one of them says that one may only add to an initial tear after the
*Shiv'ah* - the other one says only after the *Sh'loshim*.
(b) The reason for the first opinion is because during the Shiv'ah, even
sewing the tear inexpertly is forbidden. This does not mean that a woman who
is sitting Shiv'ah (who *is* permitted to inexpertly sew her torn garment
immediately), is permitted to add to the initial tear (for another deceased
relative), even during the Shiv'ah - because, strictly speaking, she is not
permitted to sew her torn garment during the Shiv'ah, and it is only for
Tz'ni'us purposes that Chazal permitted her to do so.
(c) By the same token, the reason that the second opinion forbids adding to
the tear during the Sh'loshim is because, during that time, one is forbidden

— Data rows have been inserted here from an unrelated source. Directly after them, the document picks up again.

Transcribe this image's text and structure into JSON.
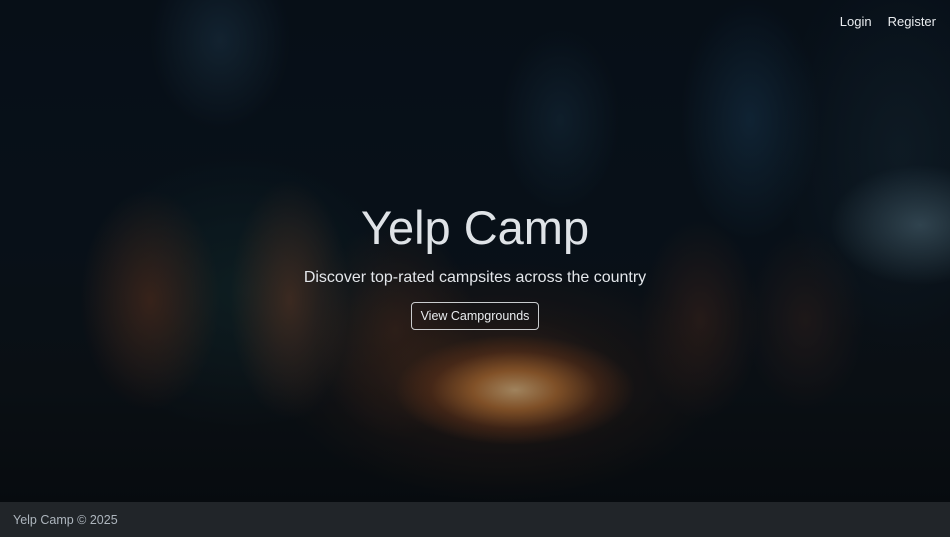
{
  "nav": {
    "login_label": "Login",
    "register_label": "Register"
  },
  "hero": {
    "title": "Yelp Camp",
    "subtitle": "Discover top-rated campsites across the country",
    "button_label": "View Campgrounds"
  },
  "footer": {
    "text": "Yelp Camp © 2025"
  },
  "colors": {
    "footer_bg": "#212529",
    "text_light": "#e9ecef",
    "footer_text": "#adb5bd"
  }
}
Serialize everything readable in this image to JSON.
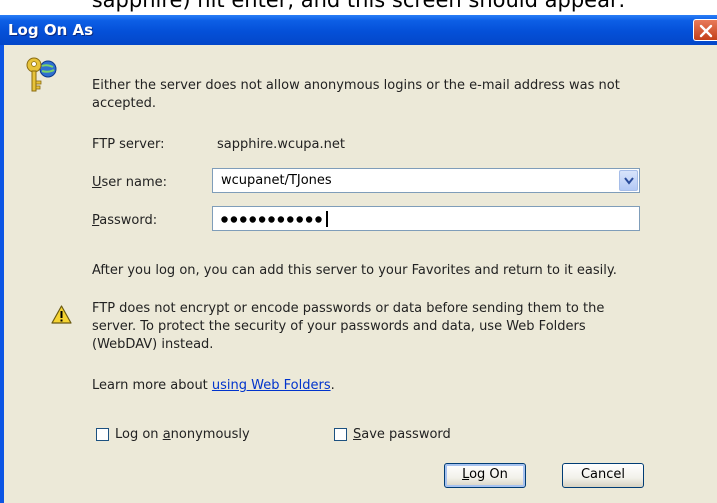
{
  "background_caption": "sapphire) hit enter, and this screen should appear:",
  "dialog": {
    "title": "Log On As",
    "info_message": "Either the server does not allow anonymous logins or the e-mail address was not accepted.",
    "info_message_line1": "Either the server does not allow anonymous logins or the e-mail address was not",
    "info_message_line2": "accepted.",
    "ftp_server_label": "FTP server:",
    "ftp_server_value": "sapphire.wcupa.net",
    "user_name_label": "User name:",
    "user_name_value": "wcupanet/TJones",
    "password_label": "Password:",
    "password_masked_length": 11,
    "after_logon_text": "After you log on, you can add this server to your Favorites and return to it easily.",
    "warning_line1": "FTP does not encrypt or encode passwords or data before sending them to the",
    "warning_line2": "server.  To protect the security of your passwords and data, use Web Folders",
    "warning_line3": "(WebDAV) instead.",
    "learn_more_prefix": "Learn more about ",
    "learn_more_link": "using Web Folders",
    "learn_more_suffix": ".",
    "anonymous_label": "Log on anonymously",
    "anonymous_checked": false,
    "save_password_label": "Save password",
    "save_password_checked": false,
    "logon_button": "Log On",
    "cancel_button": "Cancel"
  },
  "colors": {
    "titlebar": "#0450d8",
    "client_bg": "#ece9d8",
    "link": "#0033cc",
    "close": "#d9542b"
  },
  "icons": {
    "key_globe": "keys-globe-icon",
    "warning": "warning-icon",
    "close": "close-icon",
    "dropdown": "chevron-down-icon"
  }
}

to sew the garment professionally. This does not mean that, seeing as one is
never permitted to sew professionally a garment that he tore for his father
and mother, one may never add to the tear of such a garment (even *after*

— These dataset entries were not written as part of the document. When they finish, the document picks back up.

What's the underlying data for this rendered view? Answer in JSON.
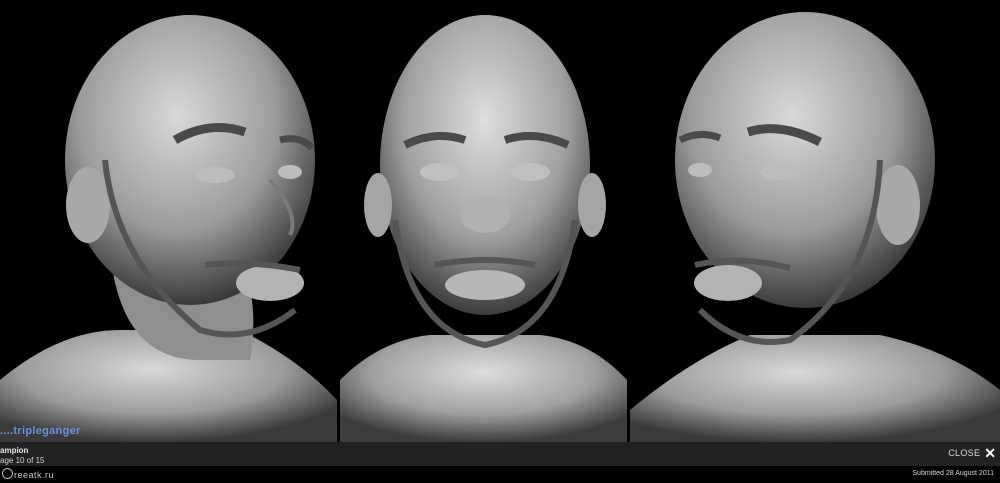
{
  "viewer": {
    "watermark": "....tripleganger"
  },
  "caption": {
    "title": "ampion",
    "page": "age 10 of 15"
  },
  "close": {
    "label": "CLOSE",
    "icon": "close-icon"
  },
  "footer": {
    "logo": "reeatk.ru",
    "submitted": "Submitted 28 August 2011"
  },
  "colors": {
    "background": "#000000",
    "caption_bar": "#222222",
    "watermark": "#6f8fe0"
  }
}
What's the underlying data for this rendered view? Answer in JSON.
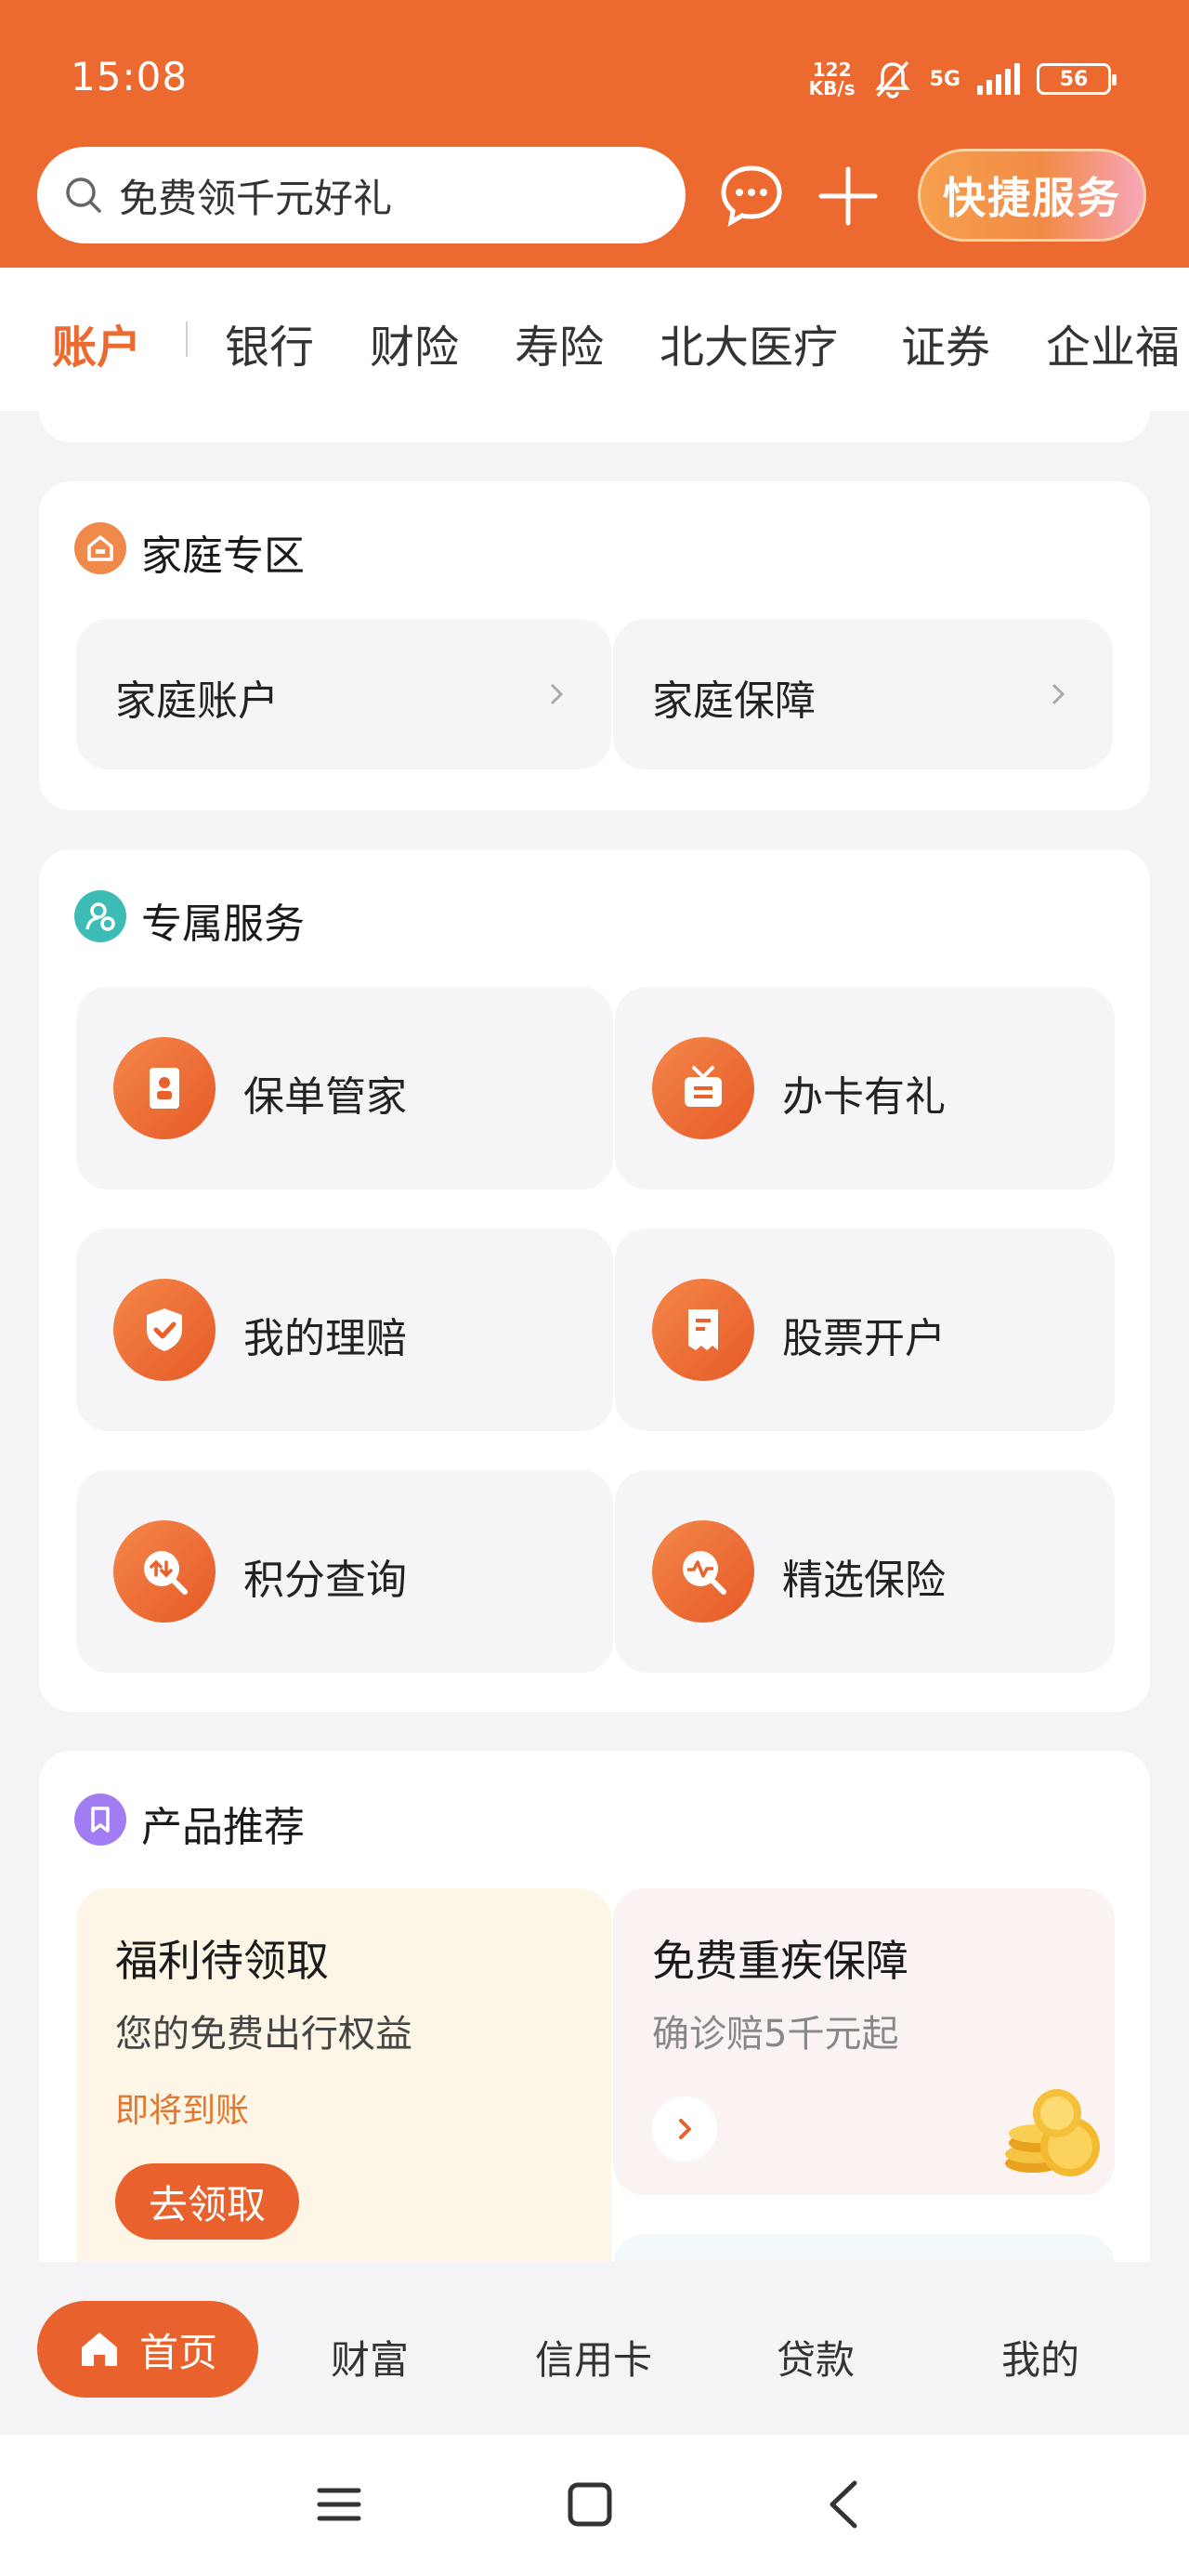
{
  "status_bar": {
    "time": "15:08",
    "net_speed_value": "122",
    "net_speed_unit": "KB/s",
    "network": "5G",
    "battery": "56"
  },
  "header": {
    "search_placeholder": "免费领千元好礼",
    "quick_service_label": "快捷服务",
    "accent_color": "#ec6a2f"
  },
  "tabs": [
    {
      "label": "账户",
      "active": true
    },
    {
      "label": "银行"
    },
    {
      "label": "财险"
    },
    {
      "label": "寿险"
    },
    {
      "label": "北大医疗"
    },
    {
      "label": "证券"
    },
    {
      "label": "企业福"
    }
  ],
  "family": {
    "title": "家庭专区",
    "items": [
      {
        "label": "家庭账户"
      },
      {
        "label": "家庭保障"
      }
    ]
  },
  "services": {
    "title": "专属服务",
    "items": [
      {
        "label": "保单管家",
        "icon": "policy-icon"
      },
      {
        "label": "办卡有礼",
        "icon": "gift-card-icon"
      },
      {
        "label": "我的理赔",
        "icon": "shield-check-icon"
      },
      {
        "label": "股票开户",
        "icon": "receipt-icon"
      },
      {
        "label": "积分查询",
        "icon": "points-search-icon"
      },
      {
        "label": "精选保险",
        "icon": "pulse-search-icon"
      }
    ]
  },
  "products": {
    "title": "产品推荐",
    "welfare": {
      "title": "福利待领取",
      "subtitle": "您的免费出行权益",
      "note": "即将到账",
      "button": "去领取"
    },
    "critical": {
      "title": "免费重疾保障",
      "subtitle": "确诊赔5千元起"
    }
  },
  "bottom_nav": [
    {
      "label": "首页",
      "active": true
    },
    {
      "label": "财富"
    },
    {
      "label": "信用卡"
    },
    {
      "label": "贷款"
    },
    {
      "label": "我的"
    }
  ]
}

the Sh'loshim) - because there too, strictly speaking, sewing the tear for
one's parents is permitted, like for any other relative; and it is only out

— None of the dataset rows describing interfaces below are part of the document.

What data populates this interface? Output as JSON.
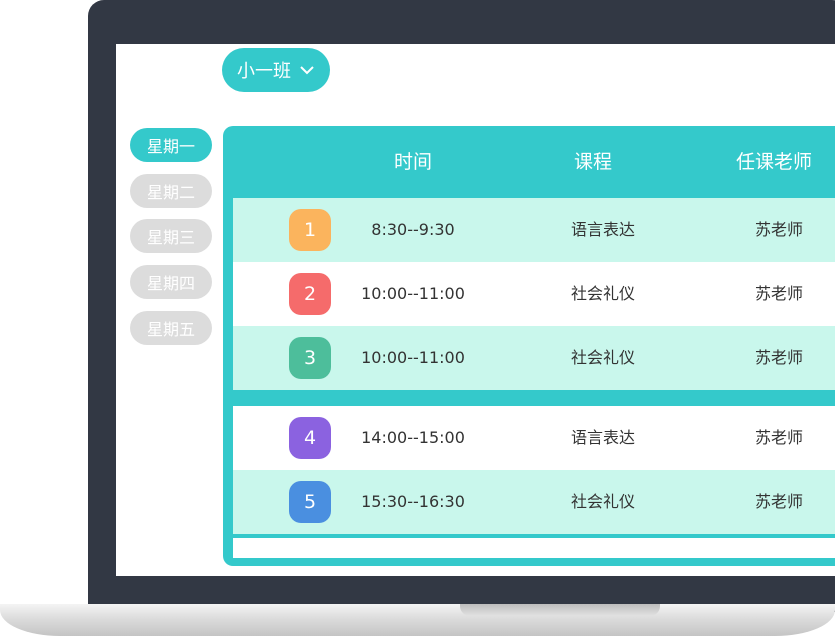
{
  "class_selector": {
    "label": "小一班"
  },
  "days": [
    {
      "label": "星期一",
      "active": true
    },
    {
      "label": "星期二",
      "active": false
    },
    {
      "label": "星期三",
      "active": false
    },
    {
      "label": "星期四",
      "active": false
    },
    {
      "label": "星期五",
      "active": false
    }
  ],
  "table": {
    "headers": {
      "time": "时间",
      "course": "课程",
      "teacher": "任课老师"
    },
    "rows": [
      {
        "index": "1",
        "time": "8:30--9:30",
        "course": "语言表达",
        "teacher": "苏老师",
        "color": "#fbb45d"
      },
      {
        "index": "2",
        "time": "10:00--11:00",
        "course": "社会礼仪",
        "teacher": "苏老师",
        "color": "#f56b6b"
      },
      {
        "index": "3",
        "time": "10:00--11:00",
        "course": "社会礼仪",
        "teacher": "苏老师",
        "color": "#4dbe9b"
      },
      {
        "index": "4",
        "time": "14:00--15:00",
        "course": "语言表达",
        "teacher": "苏老师",
        "color": "#8b62e0"
      },
      {
        "index": "5",
        "time": "15:30--16:30",
        "course": "社会礼仪",
        "teacher": "苏老师",
        "color": "#4a8fe0"
      }
    ]
  },
  "colors": {
    "accent": "#34c9cb",
    "row_alt": "#c9f7ec",
    "tab_inactive": "#dcdcdc",
    "bezel": "#323844"
  }
}
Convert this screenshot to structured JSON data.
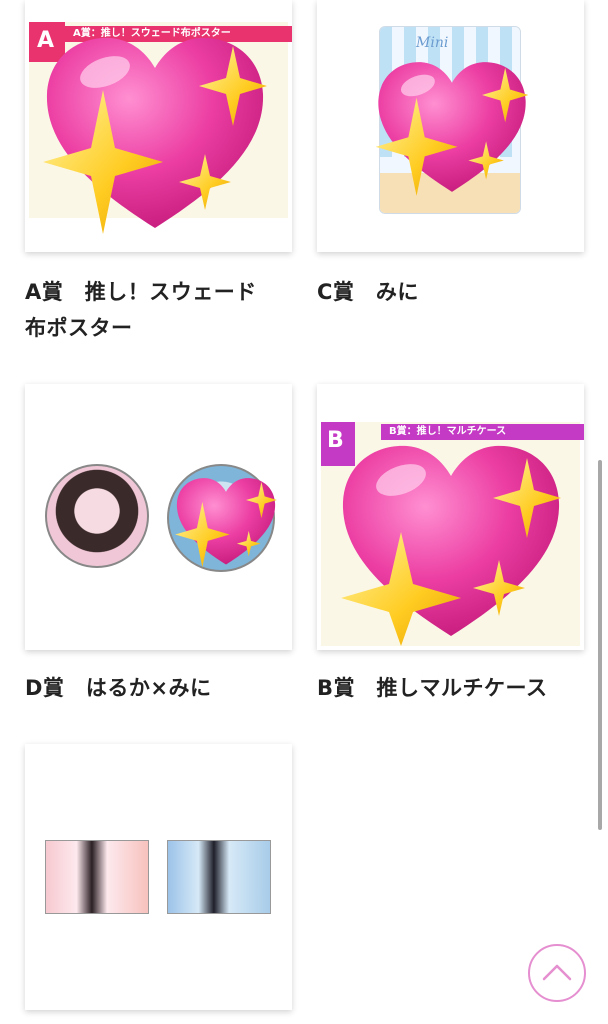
{
  "cards": [
    {
      "title_lines": [
        "A賞　推し！スウェード",
        "布ポスター"
      ],
      "banner_letter": "A",
      "banner_text": "A賞：推し！スウェード布ポスター",
      "banner_color": "#e8336e"
    },
    {
      "title_lines": [
        "C賞　みに"
      ],
      "photo_caption": "Mini"
    },
    {
      "title_lines": [
        "D賞　はるか×みに"
      ]
    },
    {
      "title_lines": [
        "B賞　推しマルチケース"
      ],
      "banner_letter": "B",
      "banner_text": "B賞：推し！マルチケース",
      "banner_color": "#c43ac4"
    },
    {
      "title_lines": []
    }
  ],
  "icons": {
    "scroll_top": "chevron-up-icon",
    "heart": "sparkling-heart-icon"
  },
  "colors": {
    "heart_pink": "#e83fa3",
    "sparkle_yellow": "#ffcf2e",
    "scroll_ring": "#e58fd0"
  }
}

of respect for one's parents that Chazal forbade sewing it professionally
(a) The Beraisa says - that someone who walks in front of a dead person with
a garment that was torn previously is guilty of stealing both from the
living ('Geneivas Da'as') and from the dead (the rent that he ought to tear
for them, and that is theirs by right).
(b) A person who borrowed a coat ...
1. ... expressly to go and visit his sick father, but when he arrived, he
found that his father had died - should tear Keri'ah and then sew it
professionally. Later, when he returns the garment, he pays the owner for
(c) Besides not informing a sick man that his relative has died (in case
this causes his condition to seriously deteriorate) - one may also not tear
Keri'ah in his presence (even if he knows about the death of the deceased).
One also asks weeping women to control their weeping in his presence.
2. ... without mentioning the fact that his father was sick - then he is not
permitted to tear Keri'ah on it.
(d) One tears Keri'ah ...
1. ... on a Katan whose relative died (in spite of the fact that a Katan is
not obligated to mourn) - in order to increase the atmosphere of grief.
2. ... for one's father-in-law or mother-in-law - in deference to one's
(a) The Tana in Eivel Rabasi says - that an Aveil should desist from holding
a baby on his lap, in case this leads him to laughter, causing people to
look at him with disgust.
(b) We learned in our Mishnah that, on Chol ha'Mo'ed, one serves the
Se'udas Havra'ah on beds that have not been over-turned. During the rest of
the year, a guest who is very close to the Aveil, serves him and eats with
him on an overturned bed - whereas ordinary guests (who are not particularly
close to the Aveil) serve him and eat with him on beds that have not been
overturned (in honor of the guests).
(c) When Aba bar Marsa (who was not particularly close to Rava) kept on
overturning the bed in order to serve Rava (who was sitting Shiv'ah), after
Rava had righted it - Rava remarked how that Talmid-Chacham cannot take a
(d) An Aveil who is traveling is obligated to minimise his urgent business
dealings if possible (see Tosfos DH 'Im'). Should this prove impossible -
then he must combine his business with someone else, but not continue on his
own (for the duration of the Shiv'ah) under any circumstances.